Another one of St. Augustine’s favorite rhetorical devices is the tricolon, the use of three items, three phrases, three clauses. While antithesis works with two elements, the tricolon uses three. The use of three items has been around so long that it almost seems an inherent human preference:
For whatever reason, it sticks in the mind. It is pleasing to the ear. And unlike pairs, it has the ability to expand. When it does, it is called tricolon crescens.
Nos Christi mors vivificavit (1),
nos resurrectio erexit (2),
nos Christi ascensio consecravit( 3)
Christ’s death gave us life (1);
his resurrection raised us up (2);
his ascension made us holy (3).

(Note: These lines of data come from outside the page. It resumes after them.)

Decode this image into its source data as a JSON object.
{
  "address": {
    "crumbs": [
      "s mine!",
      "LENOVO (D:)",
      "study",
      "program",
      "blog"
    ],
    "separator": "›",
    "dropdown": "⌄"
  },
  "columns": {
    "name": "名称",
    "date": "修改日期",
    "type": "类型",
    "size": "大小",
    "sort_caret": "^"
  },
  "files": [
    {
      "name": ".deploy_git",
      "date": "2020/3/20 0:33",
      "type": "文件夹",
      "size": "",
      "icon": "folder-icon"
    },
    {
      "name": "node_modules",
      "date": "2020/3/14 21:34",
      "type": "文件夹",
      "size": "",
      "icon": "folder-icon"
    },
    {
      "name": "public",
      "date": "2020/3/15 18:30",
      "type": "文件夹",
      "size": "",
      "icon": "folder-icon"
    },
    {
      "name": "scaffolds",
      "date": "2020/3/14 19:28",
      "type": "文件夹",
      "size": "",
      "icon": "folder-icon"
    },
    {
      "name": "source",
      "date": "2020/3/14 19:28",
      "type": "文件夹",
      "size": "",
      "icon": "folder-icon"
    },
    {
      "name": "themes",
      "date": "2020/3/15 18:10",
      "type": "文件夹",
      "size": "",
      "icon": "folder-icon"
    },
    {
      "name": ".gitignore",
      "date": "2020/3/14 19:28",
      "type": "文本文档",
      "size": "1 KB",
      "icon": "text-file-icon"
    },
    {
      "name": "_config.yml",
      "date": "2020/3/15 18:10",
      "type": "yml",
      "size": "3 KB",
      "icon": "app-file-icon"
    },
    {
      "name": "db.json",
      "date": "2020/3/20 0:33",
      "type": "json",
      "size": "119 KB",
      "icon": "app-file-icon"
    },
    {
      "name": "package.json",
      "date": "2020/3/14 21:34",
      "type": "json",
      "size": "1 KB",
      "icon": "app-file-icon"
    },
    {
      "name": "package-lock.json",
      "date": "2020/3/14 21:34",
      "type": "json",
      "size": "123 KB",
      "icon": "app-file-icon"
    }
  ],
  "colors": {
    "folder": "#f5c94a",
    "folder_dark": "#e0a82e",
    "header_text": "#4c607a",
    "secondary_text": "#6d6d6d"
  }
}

Prima libertas voluntatis erat posse peccare; novissima erit multo magis non posse peccare (1).
Prima immortalitas erat posse non mori; novissima erit multo maior non posse mori (2)

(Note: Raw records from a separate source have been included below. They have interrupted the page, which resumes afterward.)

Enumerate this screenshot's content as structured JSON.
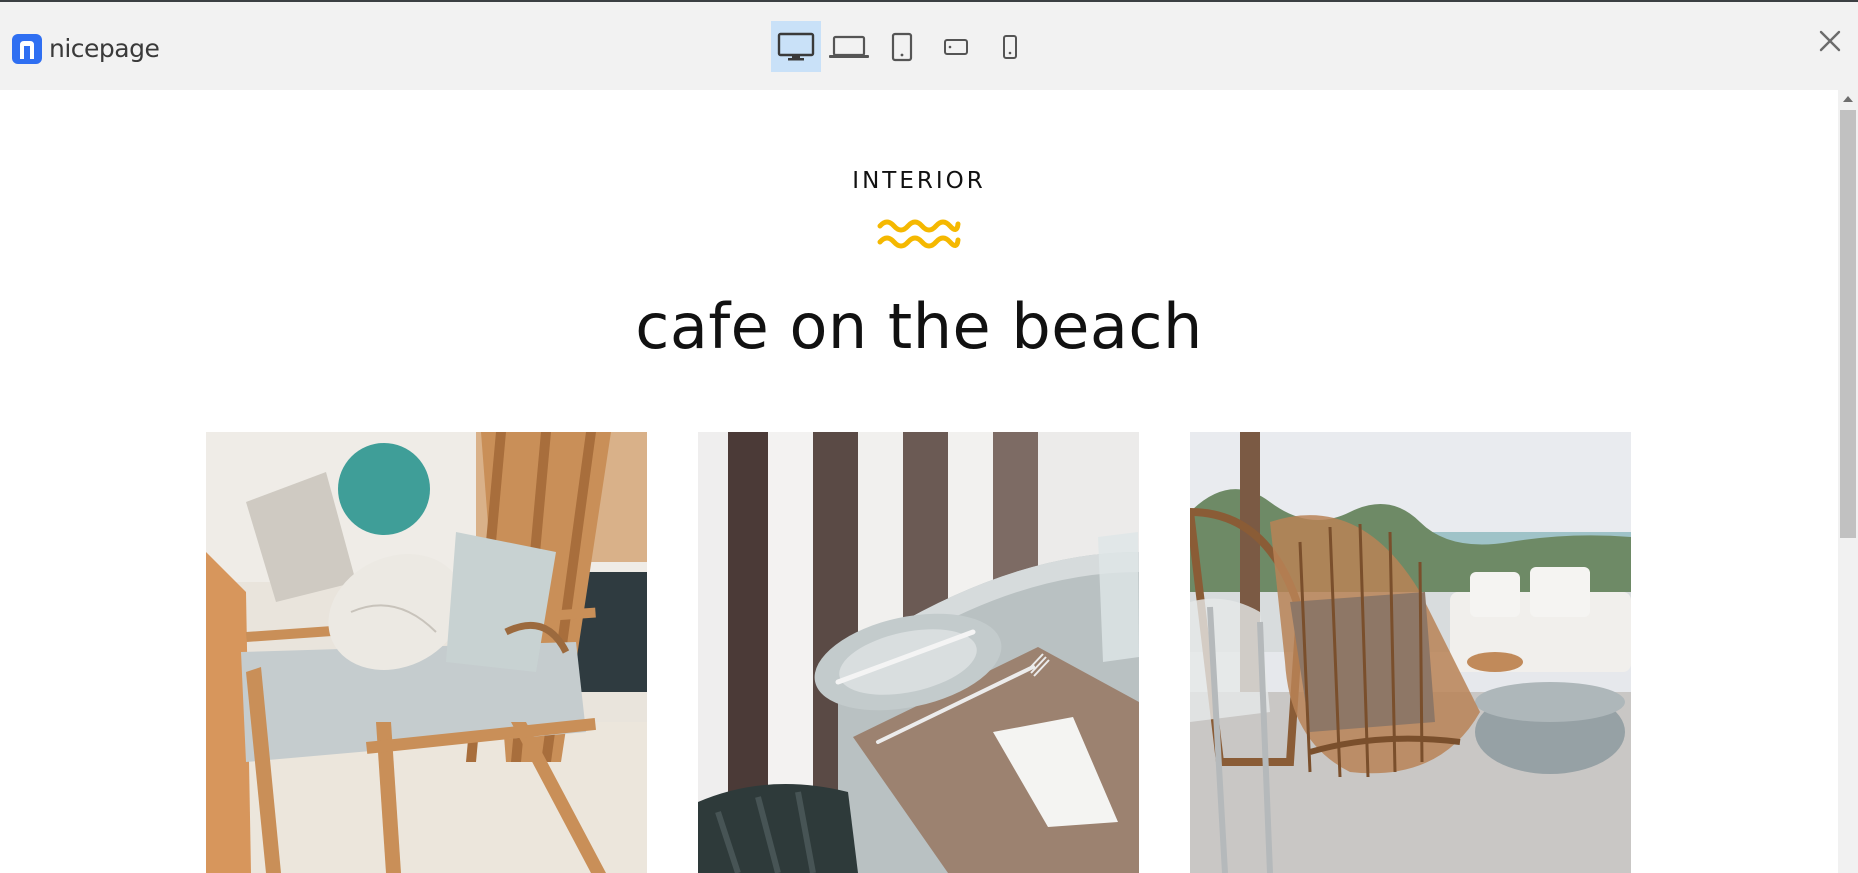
{
  "app": {
    "logo_text": "nicepage",
    "accent_color": "#2f6ff2",
    "devices": [
      {
        "name": "desktop",
        "icon": "monitor-icon",
        "active": true
      },
      {
        "name": "laptop",
        "icon": "laptop-icon",
        "active": false
      },
      {
        "name": "tablet",
        "icon": "tablet-icon",
        "active": false
      },
      {
        "name": "phone-landscape",
        "icon": "phone-landscape-icon",
        "active": false
      },
      {
        "name": "phone-portrait",
        "icon": "phone-portrait-icon",
        "active": false
      }
    ],
    "close_icon": "close-icon"
  },
  "page": {
    "kicker": "INTERIOR",
    "wave_color": "#f5b800",
    "title": "cafe on the beach",
    "images": [
      {
        "subject": "rattan armchair with cushions"
      },
      {
        "subject": "table setting with plate, fork and napkin"
      },
      {
        "subject": "wicker chairs on beach terrace"
      }
    ]
  }
}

Prima erat per severentiae potestas bonum posse non deserere; novissima erit perseverantiae felicitas bonum non posse deserere (3).
At first free will was to have the power to sin; in the end it will be greater, not to have the power to sin (1). At first immortality was to have the power not to die; in the end it will be greater, not to have the power to die (2). At first perseverance was the power not to desert what’s good; in the end it will be greater, not to have the power to desert the good (3).

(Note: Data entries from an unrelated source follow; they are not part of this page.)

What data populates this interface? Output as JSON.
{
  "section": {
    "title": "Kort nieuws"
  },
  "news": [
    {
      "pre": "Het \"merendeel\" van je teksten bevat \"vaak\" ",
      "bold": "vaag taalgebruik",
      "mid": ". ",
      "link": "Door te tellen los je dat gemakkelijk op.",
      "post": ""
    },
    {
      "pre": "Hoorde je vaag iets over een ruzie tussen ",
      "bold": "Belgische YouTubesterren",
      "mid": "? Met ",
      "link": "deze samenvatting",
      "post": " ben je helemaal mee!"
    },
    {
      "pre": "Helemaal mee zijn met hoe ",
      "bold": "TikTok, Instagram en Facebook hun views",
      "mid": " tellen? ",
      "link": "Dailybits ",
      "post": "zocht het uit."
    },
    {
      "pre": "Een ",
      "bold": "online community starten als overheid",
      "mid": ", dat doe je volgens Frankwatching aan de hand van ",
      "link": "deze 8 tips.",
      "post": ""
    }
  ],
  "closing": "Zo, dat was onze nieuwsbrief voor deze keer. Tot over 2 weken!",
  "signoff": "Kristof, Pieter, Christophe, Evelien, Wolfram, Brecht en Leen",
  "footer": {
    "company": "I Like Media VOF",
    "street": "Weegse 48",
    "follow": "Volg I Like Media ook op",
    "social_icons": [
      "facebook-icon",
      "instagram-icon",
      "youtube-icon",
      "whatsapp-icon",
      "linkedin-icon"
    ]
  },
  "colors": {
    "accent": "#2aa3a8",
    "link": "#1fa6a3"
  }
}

nolo in aliud horae diffluant quas invenio liberas a necessitatibus
reficiendi corporis (1)
et intentionis animi (2)
et servitutis quam debemus hominibus et quam non debemus et tamen reddimus (3)
I do not wish the hours to flow off in another direction, the hours which I have free from the need
of restoring my body (1),
of the intention of the mind (2)
and of the service which we owe to men and which we do not owe but yet we give anyway (3)
In this last example, the third element “service” is expanded, giving a crescendo to the entire phrase.